Two physicians lamented the decline of primary care in Yale Medicine [“Taking the e-road,” Autumn 2007]. Having been a primary care doctor for over 30 years, I felt compelled to respond.

Robert P. Gerety, M.D. ’52, correctly pointed out that the practice model of primary care began its decline as long ago as 1968. Clearly, primary care never found a comfortable fit within the medical hierarchy despite the continuous public outcry for over 50 years for more general practitioners. American medicine is research-oriented; because primary care is practice-oriented, it has received second-class status and will remain there until the focus of American medicine changes.
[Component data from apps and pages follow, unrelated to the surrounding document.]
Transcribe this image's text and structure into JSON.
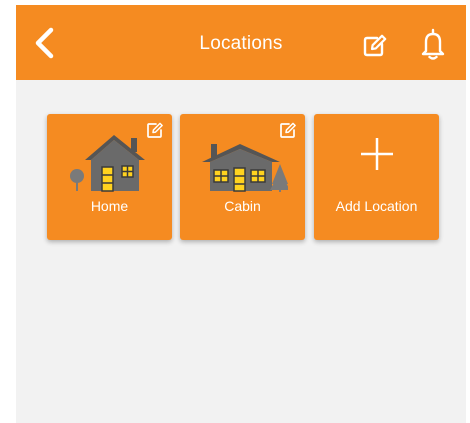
{
  "header": {
    "title": "Locations",
    "icons": {
      "back": "chevron-left-icon",
      "edit": "edit-icon",
      "notifications": "bell-icon"
    }
  },
  "locations": [
    {
      "label": "Home",
      "icon": "house-icon",
      "edit_icon": "edit-icon"
    },
    {
      "label": "Cabin",
      "icon": "cabin-icon",
      "edit_icon": "edit-icon"
    }
  ],
  "add_location": {
    "label": "Add Location",
    "icon": "plus-icon"
  },
  "colors": {
    "accent": "#f58b21",
    "background": "#f2f2f2",
    "text_on_accent": "#ffffff",
    "house_gray": "#6e6e6e",
    "window_yellow": "#ffd21f"
  }
}
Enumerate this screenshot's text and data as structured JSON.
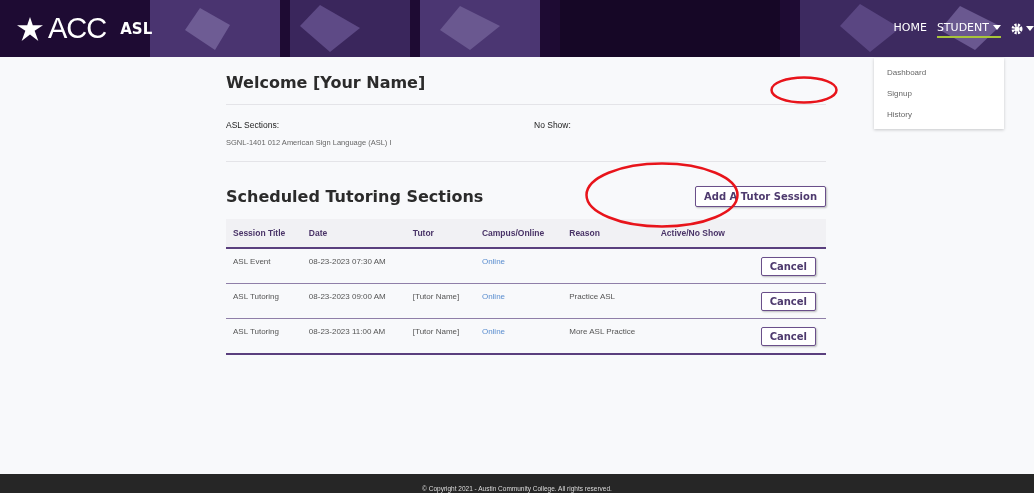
{
  "header": {
    "logo_text": "ACC",
    "app_name": "ASL",
    "nav": [
      {
        "label": "HOME",
        "selected": false,
        "has_caret": false
      },
      {
        "label": "STUDENT",
        "selected": true,
        "has_caret": true
      }
    ],
    "settings_caret": true
  },
  "dropdown": {
    "items": [
      "Dashboard",
      "Signup",
      "History"
    ]
  },
  "welcome": {
    "title": "Welcome [Your Name]"
  },
  "info": [
    {
      "label": "ASL Sections:",
      "value": "SGNL-1401 012 American Sign Language (ASL) I"
    },
    {
      "label": "No Show:"
    }
  ],
  "sessions": {
    "title": "Scheduled Tutoring Sections",
    "add_button": "Add A Tutor Session",
    "columns": [
      "Session Title",
      "Date",
      "Tutor",
      "Campus/Online",
      "Reason",
      "Active/No Show"
    ],
    "rows": [
      {
        "title": "ASL Event",
        "date": "08-23-2023 07:30 AM",
        "tutor": "",
        "mode": "Online",
        "reason": "",
        "action": "Cancel"
      },
      {
        "title": "ASL Tutoring",
        "date": "08-23-2023 09:00 AM",
        "tutor": "[Tutor Name]",
        "mode": "Online",
        "reason": "Practice ASL",
        "action": "Cancel"
      },
      {
        "title": "ASL Tutoring",
        "date": "08-23-2023 11:00 AM",
        "tutor": "[Tutor Name]",
        "mode": "Online",
        "reason": "More ASL Practice",
        "action": "Cancel"
      }
    ]
  },
  "annotations": [
    {
      "kind": "ellipse"
    },
    {
      "kind": "ellipse"
    }
  ],
  "footer": {
    "text": "© Copyright 2021 - Austin Community College. All rights reserved."
  }
}
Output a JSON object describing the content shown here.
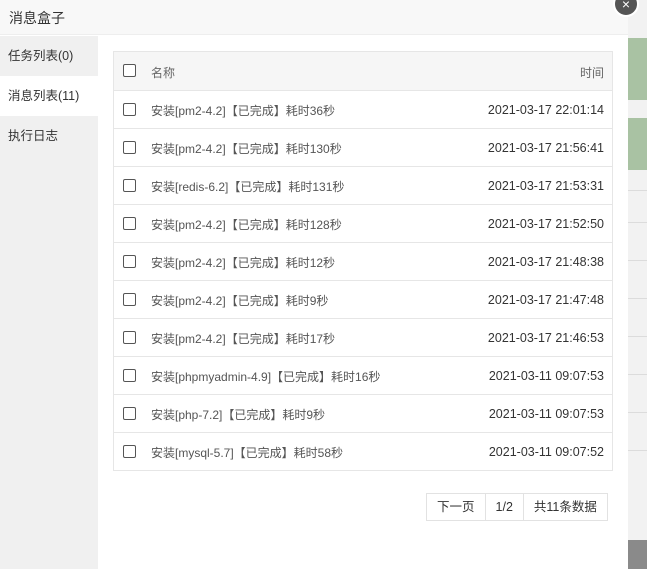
{
  "window": {
    "title": "消息盒子",
    "close_glyph": "×"
  },
  "sidebar": {
    "items": [
      {
        "label": "任务列表(0)"
      },
      {
        "label": "消息列表(11)"
      },
      {
        "label": "执行日志"
      }
    ]
  },
  "table": {
    "columns": {
      "name": "名称",
      "time": "时间"
    },
    "rows": [
      {
        "name": "安装[pm2-4.2]【已完成】耗时36秒",
        "time": "2021-03-17 22:01:14"
      },
      {
        "name": "安装[pm2-4.2]【已完成】耗时130秒",
        "time": "2021-03-17 21:56:41"
      },
      {
        "name": "安装[redis-6.2]【已完成】耗时131秒",
        "time": "2021-03-17 21:53:31"
      },
      {
        "name": "安装[pm2-4.2]【已完成】耗时128秒",
        "time": "2021-03-17 21:52:50"
      },
      {
        "name": "安装[pm2-4.2]【已完成】耗时12秒",
        "time": "2021-03-17 21:48:38"
      },
      {
        "name": "安装[pm2-4.2]【已完成】耗时9秒",
        "time": "2021-03-17 21:47:48"
      },
      {
        "name": "安装[pm2-4.2]【已完成】耗时17秒",
        "time": "2021-03-17 21:46:53"
      },
      {
        "name": "安装[phpmyadmin-4.9]【已完成】耗时16秒",
        "time": "2021-03-11 09:07:53"
      },
      {
        "name": "安装[php-7.2]【已完成】耗时9秒",
        "time": "2021-03-11 09:07:53"
      },
      {
        "name": "安装[mysql-5.7]【已完成】耗时58秒",
        "time": "2021-03-11 09:07:52"
      }
    ]
  },
  "pager": {
    "next": "下一页",
    "page": "1/2",
    "total": "共11条数据"
  }
}
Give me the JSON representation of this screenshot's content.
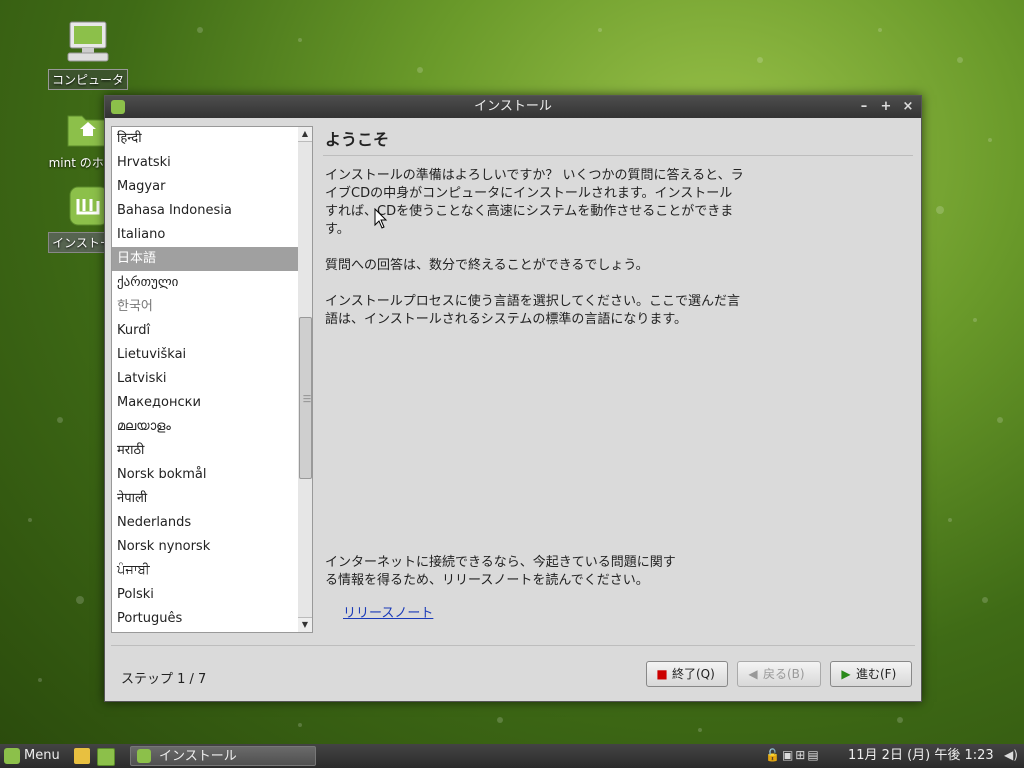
{
  "desktop": {
    "icons": [
      {
        "label": "コンピュータ",
        "icon": "computer-icon"
      },
      {
        "label": "mint のホーム",
        "icon": "home-folder-icon"
      },
      {
        "label": "インストール",
        "icon": "install-icon"
      }
    ]
  },
  "window": {
    "title": "インストール",
    "controls": {
      "minimize": "–",
      "maximize": "+",
      "close": "×"
    }
  },
  "languages": {
    "items": [
      "हिन्दी",
      "Hrvatski",
      "Magyar",
      "Bahasa Indonesia",
      "Italiano",
      "日本語",
      "ქართული",
      "한국어",
      "Kurdî",
      "Lietuviškai",
      "Latviski",
      "Македонски",
      "മലയാളം",
      "मराठी",
      "Norsk bokmål",
      "नेपाली",
      "Nederlands",
      "Norsk nynorsk",
      "ਪੰਜਾਬੀ",
      "Polski",
      "Português"
    ],
    "selected": "日本語"
  },
  "content": {
    "heading": "ようこそ",
    "intro": "インストールの準備はよろしいですか？ いくつかの質問に答えると、ライブCDの中身がコンピュータにインストールされます。インストールすれば、CDを使うことなく高速にシステムを動作させることができます。",
    "answer_time": "質問への回答は、数分で終えることができるでしょう。",
    "choose_language": "インストールプロセスに使う言語を選択してください。ここで選んだ言語は、インストールされるシステムの標準の言語になります。",
    "internet_note": "インターネットに接続できるなら、今起きている問題に関する情報を得るため、リリースノートを読んでください。",
    "release_notes_link": "リリースノート"
  },
  "footer": {
    "step": "ステップ 1 / 7",
    "quit_label": "終了(Q)",
    "back_label": "戻る(B)",
    "forward_label": "進む(F)"
  },
  "panel": {
    "menu_label": "Menu",
    "task_label": "インストール",
    "clock": "11月 2日 (月) 午後 1:23"
  },
  "colors": {
    "accent": "#8cc04a",
    "link": "#1a3ab8",
    "selection": "#a0a0a0"
  }
}
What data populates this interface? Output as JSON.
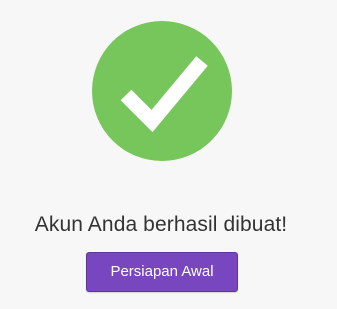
{
  "success": {
    "icon": "checkmark-circle-icon",
    "icon_color": "#77c65b",
    "message": "Akun Anda berhasil dibuat!"
  },
  "actions": {
    "primary_label": "Persiapan Awal",
    "primary_color": "#7847c0"
  }
}
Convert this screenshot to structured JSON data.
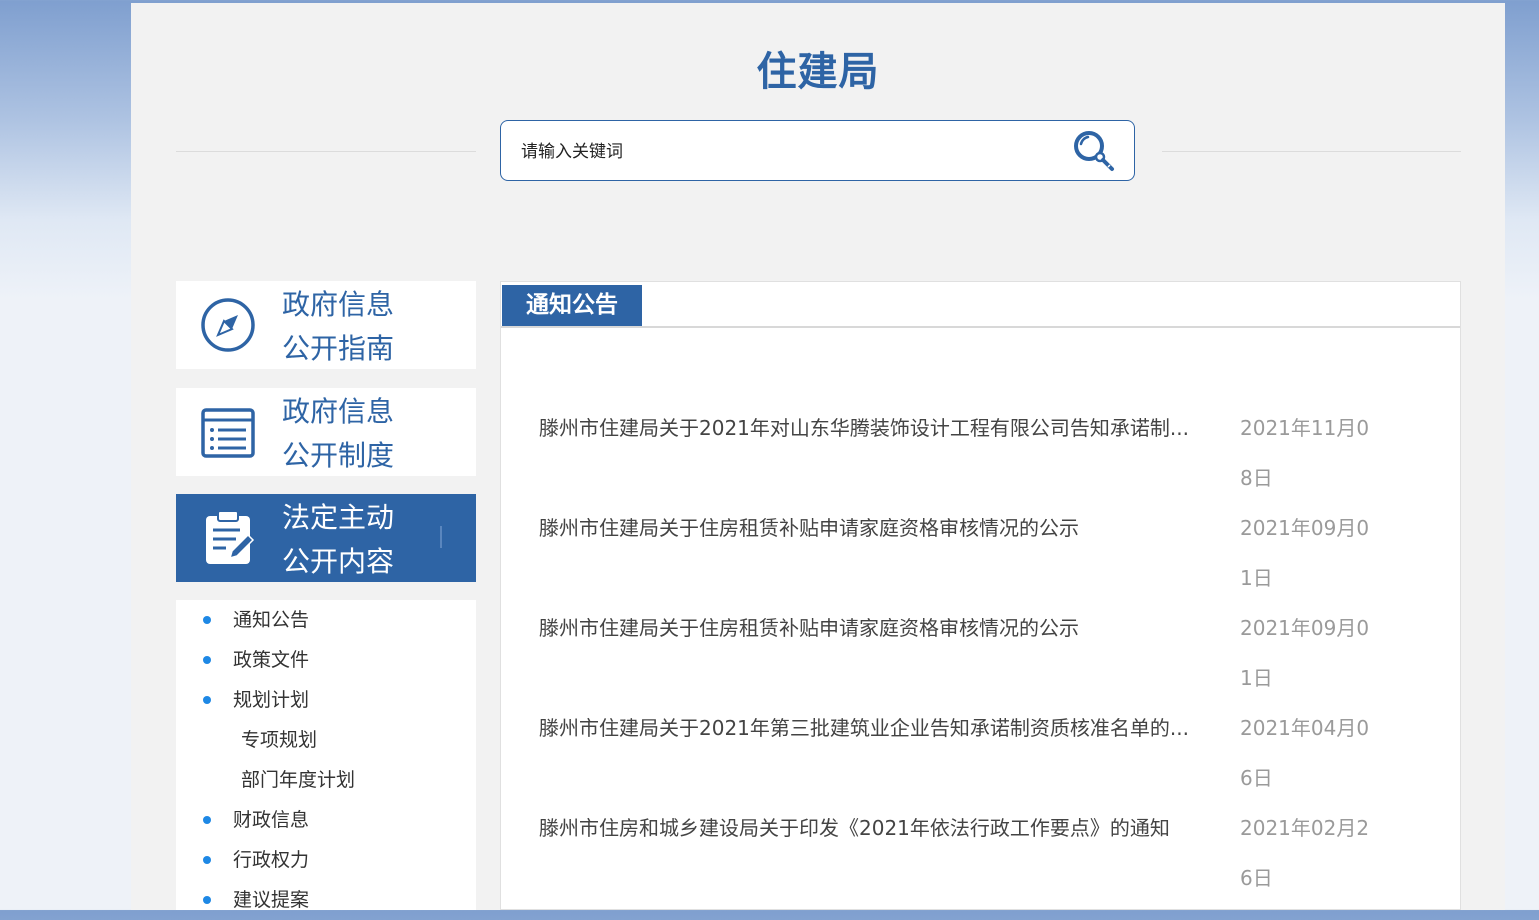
{
  "header": {
    "title": "住建局"
  },
  "search": {
    "placeholder": "请输入关键词",
    "icon": "search-key-icon"
  },
  "sidebar": {
    "cards": [
      {
        "line1": "政府信息",
        "line2": "公开指南",
        "icon": "compass-icon"
      },
      {
        "line1": "政府信息",
        "line2": "公开制度",
        "icon": "list-document-icon"
      },
      {
        "line1": "法定主动",
        "line2": "公开内容",
        "icon": "clipboard-edit-icon",
        "active": true
      }
    ],
    "items": [
      {
        "label": "通知公告",
        "level": 1
      },
      {
        "label": "政策文件",
        "level": 1
      },
      {
        "label": "规划计划",
        "level": 1
      },
      {
        "label": "专项规划",
        "level": 2
      },
      {
        "label": "部门年度计划",
        "level": 2
      },
      {
        "label": "财政信息",
        "level": 1
      },
      {
        "label": "行政权力",
        "level": 1
      },
      {
        "label": "建议提案",
        "level": 1
      }
    ]
  },
  "main": {
    "tab_label": "通知公告",
    "news": [
      {
        "title": "滕州市住建局关于2021年对山东华腾装饰设计工程有限公司告知承诺制...",
        "date": "2021年11月08日"
      },
      {
        "title": "滕州市住建局关于住房租赁补贴申请家庭资格审核情况的公示",
        "date": "2021年09月01日"
      },
      {
        "title": "滕州市住建局关于住房租赁补贴申请家庭资格审核情况的公示",
        "date": "2021年09月01日"
      },
      {
        "title": "滕州市住建局关于2021年第三批建筑业企业告知承诺制资质核准名单的...",
        "date": "2021年04月06日"
      },
      {
        "title": "滕州市住房和城乡建设局关于印发《2021年依法行政工作要点》的通知",
        "date": "2021年02月26日"
      }
    ]
  },
  "colors": {
    "brand": "#2e64a5",
    "accent_dot": "#1e88e5",
    "date": "#9a9a9a"
  }
}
But there are many other reasons why primary care is attracting fewer practitioners than ever. Over the past few decades health insurers have overburdened primary care doctors with administrative hassles that consume an inordinate amount of time. Unfortunately, the doctors are not paid for the extra time they put in on administrative work. Some studies estimate that administration consumes about 20 percent of their time. Being underpaid by insurers forces primary care doctors to see large numbers of patients in order to survive. The large number and broad spectrum of patients and diseases greatly increases the physicians’ risks of making errors and intensifies their exposure to malpractice suits.

Although Gerety believes that house calls disappeared because people stopped asking for them, I think that doctors stopped making them because they were overburdened in their offices and because the complexity of modern medicine made house calls a source of medical liability. Clearly, medicine had become too complex for the family doctor to “do it all.”

The answer? A new model of primary care is needed—one that takes into account the realities of modern medical practice. The scope of the family doctor has to be redefined. Also, the medical malpractice system needs reforming. It’s too adversarial. Finally, health insurers have to be regulated. Their philosophy of profits before patients has completely transformed medicine from a profession into a business; as a result demoralization among doctors is widespread.

Family doctors can make a comeback, but their return will take work on many fronts.

Edward J. Volpintesta, M.D.
Bethel, Conn